**Material shown:**

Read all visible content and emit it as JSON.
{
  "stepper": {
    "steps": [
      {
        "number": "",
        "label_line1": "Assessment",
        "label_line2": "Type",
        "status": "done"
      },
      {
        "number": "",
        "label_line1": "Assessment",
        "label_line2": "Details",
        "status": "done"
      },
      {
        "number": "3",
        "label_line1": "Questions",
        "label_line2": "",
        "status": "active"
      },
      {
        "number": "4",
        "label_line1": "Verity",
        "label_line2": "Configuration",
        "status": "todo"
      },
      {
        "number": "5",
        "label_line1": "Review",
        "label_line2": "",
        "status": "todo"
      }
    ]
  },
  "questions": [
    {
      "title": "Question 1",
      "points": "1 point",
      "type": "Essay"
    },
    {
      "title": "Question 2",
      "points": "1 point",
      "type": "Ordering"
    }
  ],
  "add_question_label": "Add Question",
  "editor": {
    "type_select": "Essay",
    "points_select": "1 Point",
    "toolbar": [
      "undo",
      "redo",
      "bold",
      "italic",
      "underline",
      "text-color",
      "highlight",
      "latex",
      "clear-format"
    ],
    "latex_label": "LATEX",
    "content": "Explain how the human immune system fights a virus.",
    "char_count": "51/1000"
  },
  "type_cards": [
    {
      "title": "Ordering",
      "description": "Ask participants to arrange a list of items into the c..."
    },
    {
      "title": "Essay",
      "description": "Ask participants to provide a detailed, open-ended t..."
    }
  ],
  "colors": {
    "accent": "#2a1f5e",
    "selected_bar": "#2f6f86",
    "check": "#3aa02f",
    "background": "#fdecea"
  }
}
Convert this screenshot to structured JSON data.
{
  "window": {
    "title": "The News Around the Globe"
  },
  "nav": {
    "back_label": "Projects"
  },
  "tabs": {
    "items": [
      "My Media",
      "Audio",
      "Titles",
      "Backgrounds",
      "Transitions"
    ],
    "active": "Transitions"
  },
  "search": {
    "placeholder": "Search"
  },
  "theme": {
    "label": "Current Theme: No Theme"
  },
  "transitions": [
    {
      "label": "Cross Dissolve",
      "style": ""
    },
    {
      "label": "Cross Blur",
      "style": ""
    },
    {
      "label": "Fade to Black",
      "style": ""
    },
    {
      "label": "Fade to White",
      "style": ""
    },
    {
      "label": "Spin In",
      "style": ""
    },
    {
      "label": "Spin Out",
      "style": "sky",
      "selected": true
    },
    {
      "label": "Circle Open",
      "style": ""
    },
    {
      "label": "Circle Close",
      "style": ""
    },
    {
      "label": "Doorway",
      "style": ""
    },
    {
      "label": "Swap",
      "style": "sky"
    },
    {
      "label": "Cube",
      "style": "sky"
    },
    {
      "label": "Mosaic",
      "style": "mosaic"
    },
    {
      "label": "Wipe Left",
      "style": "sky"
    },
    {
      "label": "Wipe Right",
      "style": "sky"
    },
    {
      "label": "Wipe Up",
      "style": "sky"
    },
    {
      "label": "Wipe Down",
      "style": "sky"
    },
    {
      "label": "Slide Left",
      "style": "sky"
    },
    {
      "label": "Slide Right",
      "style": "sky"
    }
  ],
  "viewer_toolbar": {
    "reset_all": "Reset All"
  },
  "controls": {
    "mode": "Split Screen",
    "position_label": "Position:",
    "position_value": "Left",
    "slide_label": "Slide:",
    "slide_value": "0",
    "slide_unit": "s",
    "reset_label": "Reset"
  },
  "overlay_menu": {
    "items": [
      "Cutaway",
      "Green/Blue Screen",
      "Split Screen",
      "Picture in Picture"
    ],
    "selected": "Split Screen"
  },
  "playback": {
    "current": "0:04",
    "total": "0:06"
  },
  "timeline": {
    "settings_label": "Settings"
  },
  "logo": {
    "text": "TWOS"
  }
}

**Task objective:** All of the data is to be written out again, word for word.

**Answer section:**
Read all visible content and emit it as JSON.
{
  "stepper": {
    "steps": [
      {
        "number": "",
        "label_line1": "Assessment",
        "label_line2": "Type",
        "status": "done"
      },
      {
        "number": "",
        "label_line1": "Assessment",
        "label_line2": "Details",
        "status": "done"
      },
      {
        "number": "3",
        "label_line1": "Questions",
        "label_line2": "",
        "status": "active"
      },
      {
        "number": "4",
        "label_line1": "Verity",
        "label_line2": "Configuration",
        "status": "todo"
      },
      {
        "number": "5",
        "label_line1": "Review",
        "label_line2": "",
        "status": "todo"
      }
    ]
  },
  "questions": [
    {
      "title": "Question 1",
      "points": "1 point",
      "type": "Essay"
    },
    {
      "title": "Question 2",
      "points": "1 point",
      "type": "Ordering"
    }
  ],
  "add_question_label": "Add Question",
  "editor": {
    "type_select": "Essay",
    "points_select": "1 Point",
    "toolbar": [
      "undo",
      "redo",
      "bold",
      "italic",
      "underline",
      "text-color",
      "highlight",
      "latex",
      "clear-format"
    ],
    "latex_label": "LATEX",
    "content": "Explain how the human immune system fights a virus.",
    "char_count": "51/1000"
  },
  "type_cards": [
    {
      "title": "Ordering",
      "description": "Ask participants to arrange a list of items into the c..."
    },
    {
      "title": "Essay",
      "description": "Ask participants to provide a detailed, open-ended t..."
    }
  ],
  "colors": {
    "accent": "#2a1f5e",
    "selected_bar": "#2f6f86",
    "check": "#3aa02f",
    "background": "#fdecea"
  }
}
Convert this screenshot to structured JSON data.
{
  "window": {
    "title": "The News Around the Globe"
  },
  "nav": {
    "back_label": "Projects"
  },
  "tabs": {
    "items": [
      "My Media",
      "Audio",
      "Titles",
      "Backgrounds",
      "Transitions"
    ],
    "active": "Transitions"
  },
  "search": {
    "placeholder": "Search"
  },
  "theme": {
    "label": "Current Theme: No Theme"
  },
  "transitions": [
    {
      "label": "Cross Dissolve",
      "style": ""
    },
    {
      "label": "Cross Blur",
      "style": ""
    },
    {
      "label": "Fade to Black",
      "style": ""
    },
    {
      "label": "Fade to White",
      "style": ""
    },
    {
      "label": "Spin In",
      "style": ""
    },
    {
      "label": "Spin Out",
      "style": "sky",
      "selected": true
    },
    {
      "label": "Circle Open",
      "style": ""
    },
    {
      "label": "Circle Close",
      "style": ""
    },
    {
      "label": "Doorway",
      "style": ""
    },
    {
      "label": "Swap",
      "style": "sky"
    },
    {
      "label": "Cube",
      "style": "sky"
    },
    {
      "label": "Mosaic",
      "style": "mosaic"
    },
    {
      "label": "Wipe Left",
      "style": "sky"
    },
    {
      "label": "Wipe Right",
      "style": "sky"
    },
    {
      "label": "Wipe Up",
      "style": "sky"
    },
    {
      "label": "Wipe Down",
      "style": "sky"
    },
    {
      "label": "Slide Left",
      "style": "sky"
    },
    {
      "label": "Slide Right",
      "style": "sky"
    }
  ],
  "viewer_toolbar": {
    "reset_all": "Reset All"
  },
  "controls": {
    "mode": "Split Screen",
    "position_label": "Position:",
    "position_value": "Left",
    "slide_label": "Slide:",
    "slide_value": "0",
    "slide_unit": "s",
    "reset_label": "Reset"
  },
  "overlay_menu": {
    "items": [
      "Cutaway",
      "Green/Blue Screen",
      "Split Screen",
      "Picture in Picture"
    ],
    "selected": "Split Screen"
  },
  "playback": {
    "current": "0:04",
    "total": "0:06"
  },
  "timeline": {
    "settings_label": "Settings"
  },
  "logo": {
    "text": "TWOS"
  }
}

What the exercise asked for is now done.